- 40Williams and Fritschel (2012); Bunderson (2012); Pretty et al. (2006); Branca et al. (2011).
- 41Arslan et al. (2015).
- 42Reij et al. (2009); Stevens et al. (2014); Reij and Winterbottom (2015).
- 43Aune and Bationo (2008); Vanlauwe et al. (2010).
- 44Giller et al. (2015); Williams and Fritschel (2012); Bationo et al. (2007).
- 45To develop an estimate of fallow land, we deduct 80 Mha of cropland from the total estimate of rainfed cropland in Table 4.9 in Alexandratos and Bruinsma (2012) to come up with land that is not double-cropped, and deduct 160 Mha of land from harvested area (reflecting two crops per year on 80 hectares of land). The resulting difference between single-cropped cropland and harvested area suggests around 350 Mha of fallow land each year. FAO (2017a) indicates a 251 Mha difference between total arable land (including land devoted to permanent crops such as trees) and harvested area in 2009. These figures differ somewhat from the 299 Mha presented in Alexandratos and Bruinsma (2012), which adjusted arable land and harvested land in a couple of ways. However, assuming that roughly 150 Mha were double-cropped for reasons discussed above, that means 400 Mha were not harvested at all.

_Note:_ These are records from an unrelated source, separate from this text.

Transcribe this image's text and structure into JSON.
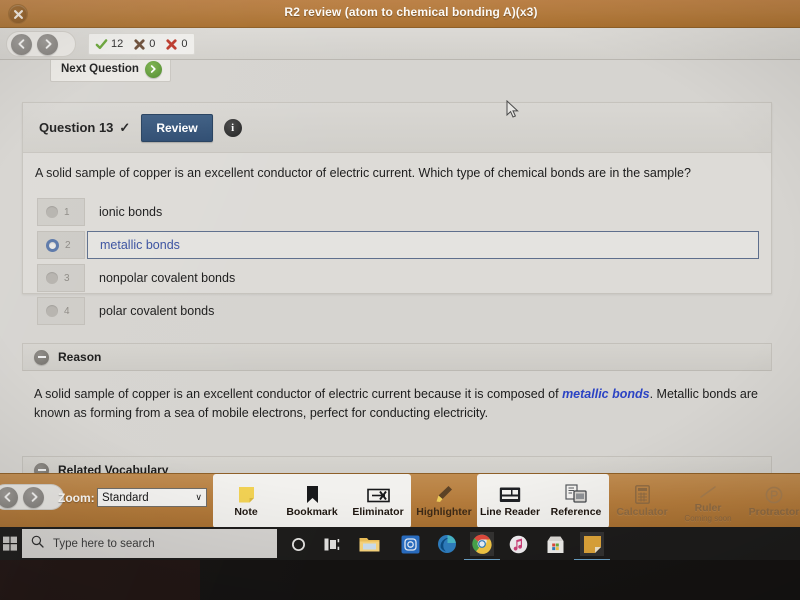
{
  "window": {
    "title": "R2 review (atom to chemical bonding A)(x3)",
    "close_icon": "close-circle-icon"
  },
  "topbar": {
    "back_icon": "arrow-left-icon",
    "forward_icon": "arrow-right-icon",
    "scores": [
      {
        "icon": "green-check-icon",
        "value": "12"
      },
      {
        "icon": "dark-x-icon",
        "value": "0"
      },
      {
        "icon": "red-x-icon",
        "value": "0"
      }
    ]
  },
  "next_question": {
    "label": "Next Question",
    "icon": "green-arrow-right-icon"
  },
  "question": {
    "number_label": "Question 13",
    "answered_check": "✓",
    "review_label": "Review",
    "info_label": "i",
    "stem": "A solid sample of copper is an excellent conductor of electric current. Which type of chemical bonds are in the sample?",
    "options": [
      {
        "index": "1",
        "text": "ionic bonds",
        "selected": false
      },
      {
        "index": "2",
        "text": "metallic bonds",
        "selected": true
      },
      {
        "index": "3",
        "text": "nonpolar covalent bonds",
        "selected": false
      },
      {
        "index": "4",
        "text": "polar covalent bonds",
        "selected": false
      }
    ]
  },
  "reason": {
    "section_label": "Reason",
    "text_before": "A solid sample of copper is an excellent conductor of electric current because it is composed of ",
    "keyword": "metallic bonds",
    "text_after": ".  Metallic bonds are known as forming from a sea of mobile electrons, perfect for conducting electricity."
  },
  "related_vocabulary": {
    "section_label": "Related Vocabulary"
  },
  "toolbar": {
    "back_icon": "arrow-left-icon",
    "forward_icon": "arrow-right-icon",
    "zoom_label": "Zoom:",
    "zoom_value": "Standard",
    "zoom_caret": "∨",
    "tools": [
      {
        "label": "Note",
        "icon": "sticky-note-icon",
        "state": "enabled",
        "bg": "white",
        "sub": ""
      },
      {
        "label": "Bookmark",
        "icon": "bookmark-icon",
        "state": "enabled",
        "bg": "white",
        "sub": ""
      },
      {
        "label": "Eliminator",
        "icon": "eliminator-icon",
        "state": "enabled",
        "bg": "white",
        "sub": ""
      },
      {
        "label": "Highlighter",
        "icon": "highlighter-icon",
        "state": "enabled",
        "bg": "orange",
        "sub": ""
      },
      {
        "label": "Line Reader",
        "icon": "line-reader-icon",
        "state": "enabled",
        "bg": "white",
        "sub": ""
      },
      {
        "label": "Reference",
        "icon": "reference-icon",
        "state": "enabled",
        "bg": "white",
        "sub": ""
      },
      {
        "label": "Calculator",
        "icon": "calculator-icon",
        "state": "disabled",
        "bg": "orange",
        "sub": ""
      },
      {
        "label": "Ruler",
        "icon": "ruler-icon",
        "state": "disabled",
        "bg": "orange",
        "sub": "Coming soon"
      },
      {
        "label": "Protractor",
        "icon": "protractor-icon",
        "state": "disabled",
        "bg": "orange",
        "sub": ""
      }
    ]
  },
  "taskbar": {
    "start_icon": "windows-start-icon",
    "search_icon": "search-icon",
    "search_placeholder": "Type here to search",
    "icons": [
      {
        "name": "cortana-icon"
      },
      {
        "name": "task-view-icon"
      },
      {
        "name": "file-explorer-icon"
      },
      {
        "name": "instagram-icon"
      },
      {
        "name": "microsoft-edge-icon"
      },
      {
        "name": "google-chrome-icon",
        "active": true
      },
      {
        "name": "itunes-icon"
      },
      {
        "name": "microsoft-store-icon"
      },
      {
        "name": "sticky-notes-icon"
      }
    ]
  },
  "colors": {
    "header_brown": "#b57c3f",
    "accent_blue": "#3a52a0",
    "review_blue": "#2f4d72",
    "keyword_blue": "#2b43c4",
    "check_green": "#5d9637",
    "error_red": "#b83226"
  }
}
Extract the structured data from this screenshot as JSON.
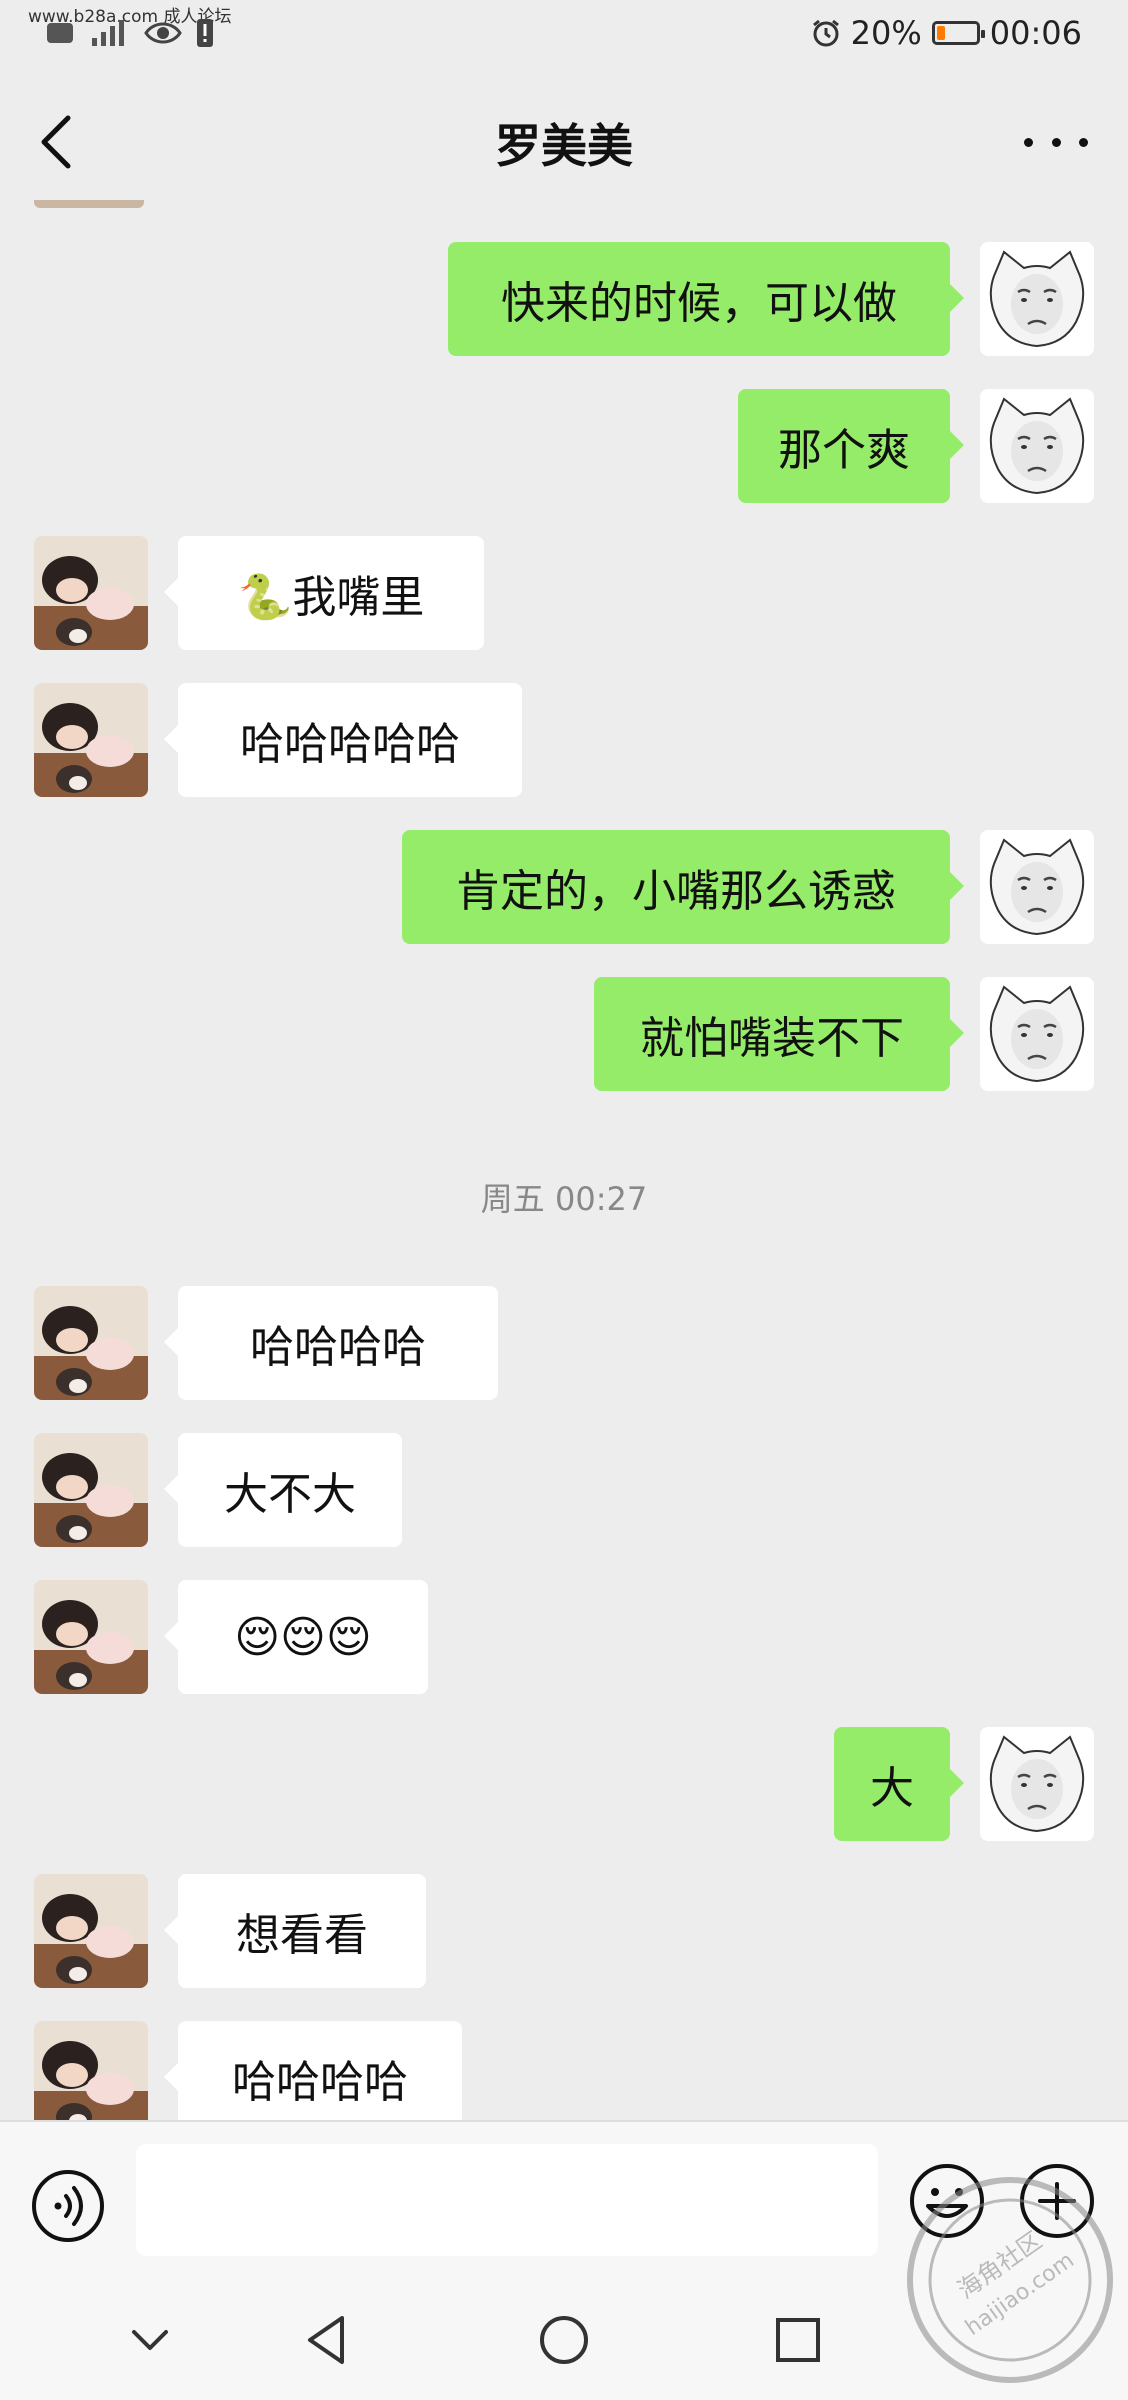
{
  "status_bar": {
    "watermark": "www.b28a.com 成人论坛",
    "battery_percent": "20%",
    "battery_level": 0.2,
    "battery_color": "#ff7a00",
    "time": "00:06",
    "icons": [
      "notification-icon",
      "signal-icon",
      "eye-icon",
      "alert-icon",
      "alarm-icon",
      "battery-icon"
    ]
  },
  "header": {
    "title": "罗美美",
    "back_icon": "back-chevron-icon",
    "more_icon": "more-dots-icon"
  },
  "chat": {
    "messages": [
      {
        "side": "out",
        "text": "快来的时候，可以做"
      },
      {
        "side": "out",
        "text": "那个爽"
      },
      {
        "side": "in",
        "text": "🐍我嘴里"
      },
      {
        "side": "in",
        "text": "哈哈哈哈哈"
      },
      {
        "side": "out",
        "text": "肯定的，小嘴那么诱惑"
      },
      {
        "side": "out",
        "text": "就怕嘴装不下"
      },
      {
        "side": "in",
        "text": "哈哈哈哈"
      },
      {
        "side": "in",
        "text": "大不大"
      },
      {
        "side": "in",
        "text": "😌😌😌"
      },
      {
        "side": "out",
        "text": "大"
      },
      {
        "side": "in",
        "text": "想看看"
      },
      {
        "side": "in",
        "text": "哈哈哈哈"
      }
    ],
    "timestamp": "周五 00:27",
    "colors": {
      "outgoing_bubble": "#95ec69",
      "incoming_bubble": "#ffffff",
      "background": "#ededed"
    }
  },
  "input_bar": {
    "text_value": "",
    "icons": [
      "voice-icon",
      "emoji-icon",
      "plus-icon"
    ]
  },
  "nav_bar": {
    "icons": [
      "hide-keyboard-icon",
      "back-triangle-icon",
      "home-circle-icon",
      "recents-square-icon"
    ]
  },
  "stamp": {
    "text_line1": "海角社区",
    "text_line2": "haijiao.com"
  }
}
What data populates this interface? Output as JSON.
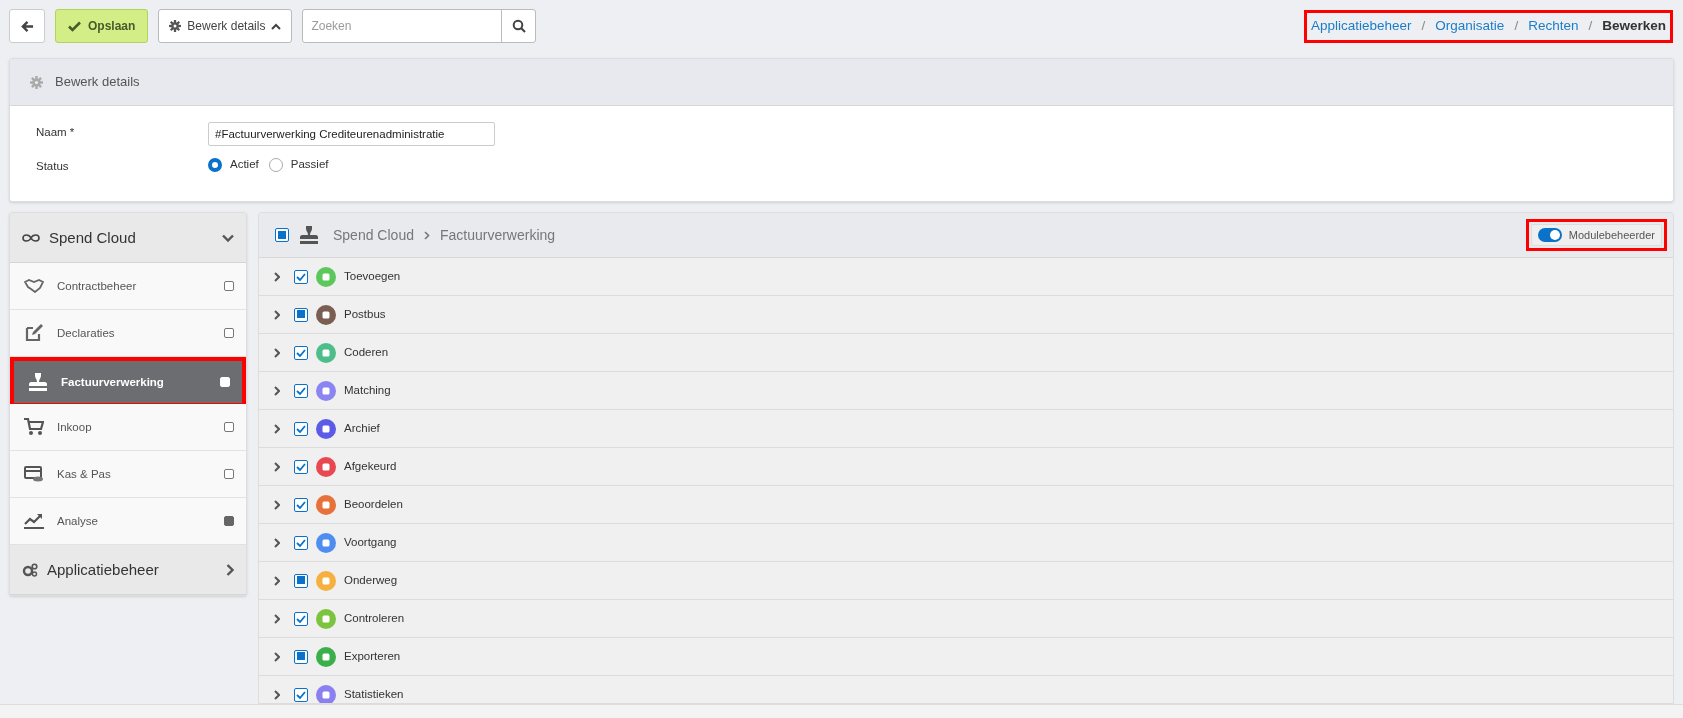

- 46Siebert et al. (2010).
- 47Porter et al. (2014).
- 48World Bank (2012).
- 49Porter et al. (2014).
- 50Craparo et al. (2015); Eitzinger et al. (2011); Ortiz et al. (2008); Teixeira et al. (2013).
- 51IPCC (2014); Semenov et al. (2012); Teixeira et al. (2013).
- 52World Bank (2012); Lobell et al. (2008).